These transition costs from old home to new home can often include holding costs for the time period you are still the legal owner of your old home in which case you will still be held liable for costs that include HOA fees, mortgage, and property taxes. Data has shown this so-called Transition/Overlap cost can be about 1% of your home sale price based 1 and a half months.
- Closing (2%)
Why You Should Beware of Low Appraisals
Another issue you might encounter in selling your house is receiving a low appraisal. So, you’ve found the perfect buyer for your property. They’ve made you a competitive offer, and you’re literally ready to move on. But you learn your home’s appraisal is well below its sale price. What’s next?
First, you might try an appraisal rebuttal. Any expert realtor can assist you with this. However, an appraisal rebuttal might not help your case much. So, what can you do?
You and the buyer need to agree on one of the following options:
- Buyer pays the difference in cash. This is possible if the appraisal is very close, allowing the buyer to pay the difference. However, many buyers will not want to spend any more money they haven’t planned on.
- You and the buyer can divide the difference evenly. Again, this largely depends on whether the buyer has funds left over after paying the down payment to do this. Don’t expect buyers to easily agree to shell out more of their cash.
- You’ll need to just accept the difference is a loss. Unfortunately, if your appraisal has an over 5% difference, this can be a big chunk of change. Based on past experience, this will usually be the case with low appraisals.
- If you will be taking a major financial hit due to a low appraisal, your best option might be to cancel your contract with the buyer.

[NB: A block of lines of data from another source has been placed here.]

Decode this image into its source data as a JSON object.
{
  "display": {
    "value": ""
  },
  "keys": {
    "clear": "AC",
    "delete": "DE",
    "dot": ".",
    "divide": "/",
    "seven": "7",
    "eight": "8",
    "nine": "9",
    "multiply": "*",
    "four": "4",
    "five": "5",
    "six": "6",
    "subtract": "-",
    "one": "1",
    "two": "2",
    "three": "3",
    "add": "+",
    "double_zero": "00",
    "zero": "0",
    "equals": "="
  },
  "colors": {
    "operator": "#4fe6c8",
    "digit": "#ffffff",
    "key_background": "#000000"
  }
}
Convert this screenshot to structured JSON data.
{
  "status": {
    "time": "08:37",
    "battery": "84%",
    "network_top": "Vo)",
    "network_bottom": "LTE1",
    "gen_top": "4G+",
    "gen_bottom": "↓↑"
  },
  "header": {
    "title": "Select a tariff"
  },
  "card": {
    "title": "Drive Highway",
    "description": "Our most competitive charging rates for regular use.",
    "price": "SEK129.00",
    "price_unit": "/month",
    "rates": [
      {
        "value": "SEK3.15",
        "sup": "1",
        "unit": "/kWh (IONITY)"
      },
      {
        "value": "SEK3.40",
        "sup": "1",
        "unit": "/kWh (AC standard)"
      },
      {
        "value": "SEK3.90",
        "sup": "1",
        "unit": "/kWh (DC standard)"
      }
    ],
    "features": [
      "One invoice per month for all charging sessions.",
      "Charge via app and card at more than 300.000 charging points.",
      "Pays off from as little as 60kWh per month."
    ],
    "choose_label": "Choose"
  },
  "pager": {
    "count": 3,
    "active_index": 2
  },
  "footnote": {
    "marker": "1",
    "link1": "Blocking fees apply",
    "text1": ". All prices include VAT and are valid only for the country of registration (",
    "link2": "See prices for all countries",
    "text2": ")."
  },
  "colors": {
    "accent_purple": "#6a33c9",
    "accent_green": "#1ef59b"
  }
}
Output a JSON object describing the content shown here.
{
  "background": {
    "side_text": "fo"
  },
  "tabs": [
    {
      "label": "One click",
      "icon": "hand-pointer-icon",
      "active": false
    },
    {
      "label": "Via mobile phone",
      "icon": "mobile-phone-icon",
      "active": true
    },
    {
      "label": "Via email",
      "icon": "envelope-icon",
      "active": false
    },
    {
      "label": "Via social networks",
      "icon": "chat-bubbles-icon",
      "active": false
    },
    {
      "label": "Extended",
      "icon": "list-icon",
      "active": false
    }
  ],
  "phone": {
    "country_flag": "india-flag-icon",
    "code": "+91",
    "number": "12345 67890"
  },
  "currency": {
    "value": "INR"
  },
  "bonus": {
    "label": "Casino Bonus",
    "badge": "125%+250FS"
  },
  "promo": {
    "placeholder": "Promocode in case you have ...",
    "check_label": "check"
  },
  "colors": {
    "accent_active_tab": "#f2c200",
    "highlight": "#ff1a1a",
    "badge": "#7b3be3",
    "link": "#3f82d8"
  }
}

Keep in mind, you will need to start from scratch to find a new buyer and everything that it entails, including more expenses. Furthermore, if you are already prepared to move into your new home, this might sour your plans or push them back. You also can’t be sure your next buyer will immediately mean a nicer appraisal.
Since your home will probably be the most treasured thing you will own, you should get the best price possible when selling it. It will also decide what your next home will be since you will most likely put up the down payment based on your property’s sale. Of course, your down payment amount will likewise affect how much your future mortgage will be.
Therefore, when selling your home, keep everything else in mind apart from the commission.
Consider all the fees we’ve covered above and decided if you will be paying them out-of-pocket or from the total sale price of your home. Determining these factors early on means you will be prepared for them before they even pop up in the home selling process.